INFORMATION PROVIDED:

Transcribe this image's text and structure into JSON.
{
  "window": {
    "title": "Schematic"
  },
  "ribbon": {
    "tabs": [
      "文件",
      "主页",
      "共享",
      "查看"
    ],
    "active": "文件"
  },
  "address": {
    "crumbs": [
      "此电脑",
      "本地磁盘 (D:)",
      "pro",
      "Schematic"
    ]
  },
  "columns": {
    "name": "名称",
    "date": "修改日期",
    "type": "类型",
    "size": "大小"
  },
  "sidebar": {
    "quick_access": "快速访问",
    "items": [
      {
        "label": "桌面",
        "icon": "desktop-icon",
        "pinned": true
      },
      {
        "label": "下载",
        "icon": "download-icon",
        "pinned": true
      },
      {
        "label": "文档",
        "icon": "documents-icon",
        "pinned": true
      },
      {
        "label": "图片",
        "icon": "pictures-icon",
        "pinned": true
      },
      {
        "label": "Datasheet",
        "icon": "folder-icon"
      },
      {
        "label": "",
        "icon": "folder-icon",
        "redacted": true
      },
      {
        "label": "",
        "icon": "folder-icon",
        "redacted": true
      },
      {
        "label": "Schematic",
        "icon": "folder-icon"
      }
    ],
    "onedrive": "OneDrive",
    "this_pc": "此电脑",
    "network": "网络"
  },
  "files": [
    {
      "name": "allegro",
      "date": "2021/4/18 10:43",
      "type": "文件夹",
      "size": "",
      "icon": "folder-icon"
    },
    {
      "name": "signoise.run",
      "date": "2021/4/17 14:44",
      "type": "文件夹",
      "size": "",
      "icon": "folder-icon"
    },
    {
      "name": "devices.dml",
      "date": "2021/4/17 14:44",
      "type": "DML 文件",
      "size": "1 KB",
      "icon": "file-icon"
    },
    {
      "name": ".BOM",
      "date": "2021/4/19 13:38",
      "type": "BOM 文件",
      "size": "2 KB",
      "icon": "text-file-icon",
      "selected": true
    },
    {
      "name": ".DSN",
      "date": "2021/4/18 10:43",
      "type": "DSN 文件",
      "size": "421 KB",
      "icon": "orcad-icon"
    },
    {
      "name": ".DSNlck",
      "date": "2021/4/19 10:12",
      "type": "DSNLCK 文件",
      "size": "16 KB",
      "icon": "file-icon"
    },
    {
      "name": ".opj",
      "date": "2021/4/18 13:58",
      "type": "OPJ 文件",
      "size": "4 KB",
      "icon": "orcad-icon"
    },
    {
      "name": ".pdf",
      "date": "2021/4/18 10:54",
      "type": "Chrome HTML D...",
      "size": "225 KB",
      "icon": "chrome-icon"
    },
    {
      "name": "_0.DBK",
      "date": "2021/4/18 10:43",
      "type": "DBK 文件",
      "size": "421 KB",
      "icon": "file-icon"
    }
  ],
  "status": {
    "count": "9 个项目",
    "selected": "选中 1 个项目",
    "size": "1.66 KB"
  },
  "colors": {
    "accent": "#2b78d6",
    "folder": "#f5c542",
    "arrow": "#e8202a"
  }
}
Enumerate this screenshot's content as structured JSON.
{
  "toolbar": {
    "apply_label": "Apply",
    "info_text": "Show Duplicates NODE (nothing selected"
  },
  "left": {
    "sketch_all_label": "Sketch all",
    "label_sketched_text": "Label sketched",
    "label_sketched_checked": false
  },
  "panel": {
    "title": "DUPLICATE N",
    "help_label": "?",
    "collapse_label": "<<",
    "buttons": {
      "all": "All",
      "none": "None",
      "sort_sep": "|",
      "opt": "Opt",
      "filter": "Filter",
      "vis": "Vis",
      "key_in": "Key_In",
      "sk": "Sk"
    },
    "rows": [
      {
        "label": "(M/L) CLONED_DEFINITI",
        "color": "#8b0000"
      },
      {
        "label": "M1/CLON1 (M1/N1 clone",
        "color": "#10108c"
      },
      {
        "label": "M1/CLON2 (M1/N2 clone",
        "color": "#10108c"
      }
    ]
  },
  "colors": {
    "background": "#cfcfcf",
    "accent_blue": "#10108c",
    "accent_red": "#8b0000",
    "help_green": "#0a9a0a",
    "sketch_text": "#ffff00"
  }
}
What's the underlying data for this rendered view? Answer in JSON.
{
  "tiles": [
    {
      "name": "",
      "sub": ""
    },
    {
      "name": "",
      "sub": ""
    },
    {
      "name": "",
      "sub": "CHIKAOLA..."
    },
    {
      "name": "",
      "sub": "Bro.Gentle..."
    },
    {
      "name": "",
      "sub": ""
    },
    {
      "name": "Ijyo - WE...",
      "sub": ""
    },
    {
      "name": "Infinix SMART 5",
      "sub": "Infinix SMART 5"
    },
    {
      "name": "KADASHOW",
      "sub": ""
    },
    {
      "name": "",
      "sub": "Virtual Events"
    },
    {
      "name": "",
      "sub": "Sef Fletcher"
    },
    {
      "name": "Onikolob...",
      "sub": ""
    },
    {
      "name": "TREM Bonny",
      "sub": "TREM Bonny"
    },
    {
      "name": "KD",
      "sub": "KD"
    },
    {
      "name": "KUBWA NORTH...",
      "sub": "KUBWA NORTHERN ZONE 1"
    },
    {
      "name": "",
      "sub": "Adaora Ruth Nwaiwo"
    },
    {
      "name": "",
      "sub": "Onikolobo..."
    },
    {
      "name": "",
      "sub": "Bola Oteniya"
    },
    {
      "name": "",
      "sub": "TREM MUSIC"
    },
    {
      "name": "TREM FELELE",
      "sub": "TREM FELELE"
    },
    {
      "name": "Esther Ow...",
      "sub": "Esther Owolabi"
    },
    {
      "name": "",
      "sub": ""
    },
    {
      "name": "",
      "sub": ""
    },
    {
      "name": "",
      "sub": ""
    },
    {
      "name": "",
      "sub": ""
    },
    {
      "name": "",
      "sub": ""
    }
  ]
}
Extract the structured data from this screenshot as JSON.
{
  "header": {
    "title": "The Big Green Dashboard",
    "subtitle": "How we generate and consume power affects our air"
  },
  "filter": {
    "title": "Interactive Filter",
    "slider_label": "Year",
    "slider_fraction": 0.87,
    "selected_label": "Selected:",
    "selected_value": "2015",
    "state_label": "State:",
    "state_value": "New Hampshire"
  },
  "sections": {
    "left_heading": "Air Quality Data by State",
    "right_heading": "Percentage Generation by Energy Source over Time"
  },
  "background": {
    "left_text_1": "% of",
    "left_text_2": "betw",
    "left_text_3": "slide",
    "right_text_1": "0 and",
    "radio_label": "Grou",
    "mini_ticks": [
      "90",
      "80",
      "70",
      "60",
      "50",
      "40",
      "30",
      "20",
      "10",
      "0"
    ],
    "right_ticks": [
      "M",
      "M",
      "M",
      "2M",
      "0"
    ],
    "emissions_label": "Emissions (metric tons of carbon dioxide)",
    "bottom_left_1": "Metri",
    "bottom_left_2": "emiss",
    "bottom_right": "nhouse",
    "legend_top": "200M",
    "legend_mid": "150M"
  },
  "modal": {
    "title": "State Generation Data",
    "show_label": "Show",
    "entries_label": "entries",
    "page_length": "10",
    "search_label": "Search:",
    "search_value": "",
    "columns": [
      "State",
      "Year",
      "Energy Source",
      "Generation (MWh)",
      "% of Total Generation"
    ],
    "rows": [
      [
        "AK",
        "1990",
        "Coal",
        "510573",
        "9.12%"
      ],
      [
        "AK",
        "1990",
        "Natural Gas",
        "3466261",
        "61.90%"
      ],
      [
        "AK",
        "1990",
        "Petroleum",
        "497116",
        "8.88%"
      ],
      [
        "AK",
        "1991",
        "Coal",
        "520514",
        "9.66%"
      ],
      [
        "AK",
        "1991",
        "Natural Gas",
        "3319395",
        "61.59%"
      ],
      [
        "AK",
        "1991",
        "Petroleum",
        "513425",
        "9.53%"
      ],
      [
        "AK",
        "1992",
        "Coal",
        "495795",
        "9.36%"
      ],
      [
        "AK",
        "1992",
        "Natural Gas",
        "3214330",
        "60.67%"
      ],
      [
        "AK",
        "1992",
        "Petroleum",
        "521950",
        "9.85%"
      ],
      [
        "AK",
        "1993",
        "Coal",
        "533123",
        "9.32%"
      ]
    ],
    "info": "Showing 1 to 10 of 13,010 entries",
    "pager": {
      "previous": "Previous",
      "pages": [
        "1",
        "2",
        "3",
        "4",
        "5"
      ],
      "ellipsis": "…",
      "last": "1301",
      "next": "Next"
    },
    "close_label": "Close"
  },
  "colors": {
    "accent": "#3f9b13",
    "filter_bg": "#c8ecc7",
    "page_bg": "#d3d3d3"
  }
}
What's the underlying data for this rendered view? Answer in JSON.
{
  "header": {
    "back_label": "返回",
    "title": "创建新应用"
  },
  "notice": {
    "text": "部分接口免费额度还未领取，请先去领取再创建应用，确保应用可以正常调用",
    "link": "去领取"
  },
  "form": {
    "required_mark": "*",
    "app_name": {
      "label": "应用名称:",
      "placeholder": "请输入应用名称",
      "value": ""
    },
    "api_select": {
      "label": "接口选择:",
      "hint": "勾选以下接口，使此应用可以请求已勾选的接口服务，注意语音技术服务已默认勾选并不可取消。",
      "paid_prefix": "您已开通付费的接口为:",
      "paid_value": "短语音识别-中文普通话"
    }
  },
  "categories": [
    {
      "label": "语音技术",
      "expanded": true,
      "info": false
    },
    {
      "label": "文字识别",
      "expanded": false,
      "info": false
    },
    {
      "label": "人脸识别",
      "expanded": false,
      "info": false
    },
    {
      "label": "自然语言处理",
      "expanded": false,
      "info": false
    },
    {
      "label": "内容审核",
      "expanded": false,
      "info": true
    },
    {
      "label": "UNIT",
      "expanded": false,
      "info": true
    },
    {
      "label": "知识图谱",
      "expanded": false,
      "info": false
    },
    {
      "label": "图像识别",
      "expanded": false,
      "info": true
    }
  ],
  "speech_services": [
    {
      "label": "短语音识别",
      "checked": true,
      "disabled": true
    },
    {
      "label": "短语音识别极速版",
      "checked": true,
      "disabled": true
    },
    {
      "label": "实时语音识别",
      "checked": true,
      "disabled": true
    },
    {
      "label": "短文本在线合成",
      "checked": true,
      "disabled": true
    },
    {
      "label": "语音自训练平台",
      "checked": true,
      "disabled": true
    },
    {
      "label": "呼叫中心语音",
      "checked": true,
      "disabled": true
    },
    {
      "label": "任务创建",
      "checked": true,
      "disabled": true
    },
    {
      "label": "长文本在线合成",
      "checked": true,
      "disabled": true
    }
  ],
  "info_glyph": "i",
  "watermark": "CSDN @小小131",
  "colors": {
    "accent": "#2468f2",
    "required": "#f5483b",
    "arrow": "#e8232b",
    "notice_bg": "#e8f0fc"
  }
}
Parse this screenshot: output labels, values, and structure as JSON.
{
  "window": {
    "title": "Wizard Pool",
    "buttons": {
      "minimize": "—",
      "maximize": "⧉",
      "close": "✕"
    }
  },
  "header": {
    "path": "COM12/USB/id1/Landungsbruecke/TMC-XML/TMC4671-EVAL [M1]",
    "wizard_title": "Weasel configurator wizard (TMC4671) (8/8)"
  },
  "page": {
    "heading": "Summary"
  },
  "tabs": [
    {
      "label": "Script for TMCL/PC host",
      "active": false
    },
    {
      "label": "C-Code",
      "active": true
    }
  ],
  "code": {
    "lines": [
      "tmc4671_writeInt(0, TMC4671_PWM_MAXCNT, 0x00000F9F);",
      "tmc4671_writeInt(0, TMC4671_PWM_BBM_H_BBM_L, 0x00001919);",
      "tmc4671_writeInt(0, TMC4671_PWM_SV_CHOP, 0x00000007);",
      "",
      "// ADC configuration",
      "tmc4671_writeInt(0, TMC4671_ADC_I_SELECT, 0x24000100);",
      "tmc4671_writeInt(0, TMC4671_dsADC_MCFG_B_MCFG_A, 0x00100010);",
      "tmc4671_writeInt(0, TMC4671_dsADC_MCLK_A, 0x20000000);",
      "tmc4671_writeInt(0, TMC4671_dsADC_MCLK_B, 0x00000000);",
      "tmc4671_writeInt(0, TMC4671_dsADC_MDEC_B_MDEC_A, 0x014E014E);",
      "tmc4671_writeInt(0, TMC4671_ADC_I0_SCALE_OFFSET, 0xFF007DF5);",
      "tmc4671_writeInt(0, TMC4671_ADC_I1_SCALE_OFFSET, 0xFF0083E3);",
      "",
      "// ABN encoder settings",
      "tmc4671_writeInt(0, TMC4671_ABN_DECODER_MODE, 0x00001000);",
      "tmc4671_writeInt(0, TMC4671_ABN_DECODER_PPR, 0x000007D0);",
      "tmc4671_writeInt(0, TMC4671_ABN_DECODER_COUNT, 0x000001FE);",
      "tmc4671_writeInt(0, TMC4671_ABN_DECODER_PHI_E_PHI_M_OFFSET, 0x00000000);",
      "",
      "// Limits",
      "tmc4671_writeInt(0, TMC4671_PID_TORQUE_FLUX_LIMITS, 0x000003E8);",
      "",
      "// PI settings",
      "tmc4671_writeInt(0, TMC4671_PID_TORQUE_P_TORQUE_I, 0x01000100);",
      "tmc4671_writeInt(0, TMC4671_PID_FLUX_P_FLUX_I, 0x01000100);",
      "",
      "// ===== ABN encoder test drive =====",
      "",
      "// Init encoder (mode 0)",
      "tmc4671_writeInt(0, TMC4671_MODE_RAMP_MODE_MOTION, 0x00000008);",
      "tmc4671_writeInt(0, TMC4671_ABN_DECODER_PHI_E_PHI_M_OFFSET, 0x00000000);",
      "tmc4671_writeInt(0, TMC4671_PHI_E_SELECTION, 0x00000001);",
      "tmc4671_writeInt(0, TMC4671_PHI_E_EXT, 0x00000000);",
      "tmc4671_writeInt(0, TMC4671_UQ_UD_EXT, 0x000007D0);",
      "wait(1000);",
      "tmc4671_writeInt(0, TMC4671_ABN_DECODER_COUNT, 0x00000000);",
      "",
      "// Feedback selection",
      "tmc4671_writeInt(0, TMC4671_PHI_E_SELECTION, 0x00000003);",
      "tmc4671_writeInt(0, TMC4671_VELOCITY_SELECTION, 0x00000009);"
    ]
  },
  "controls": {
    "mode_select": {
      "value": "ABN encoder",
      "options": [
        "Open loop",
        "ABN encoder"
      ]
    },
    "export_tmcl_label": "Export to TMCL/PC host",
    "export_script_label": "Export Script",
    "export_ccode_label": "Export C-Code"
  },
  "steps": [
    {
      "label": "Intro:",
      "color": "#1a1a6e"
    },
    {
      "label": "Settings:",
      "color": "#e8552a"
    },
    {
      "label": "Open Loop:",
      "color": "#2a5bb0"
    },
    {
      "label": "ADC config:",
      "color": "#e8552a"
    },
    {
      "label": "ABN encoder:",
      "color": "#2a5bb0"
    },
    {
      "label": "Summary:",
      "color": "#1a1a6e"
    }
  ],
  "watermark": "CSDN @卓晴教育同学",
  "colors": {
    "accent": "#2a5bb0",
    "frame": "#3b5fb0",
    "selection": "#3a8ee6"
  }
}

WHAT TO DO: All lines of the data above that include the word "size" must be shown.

SOLUTION TO THIS TASK:
    "size": "大小"
      "size": "",
      "size": "",
      "size": "1 KB",
      "size": "2 KB",
      "size": "421 KB",
      "size": "16 KB",
      "size": "4 KB",
      "size": "225 KB",
      "size": "421 KB",
    "size": "1.66 KB"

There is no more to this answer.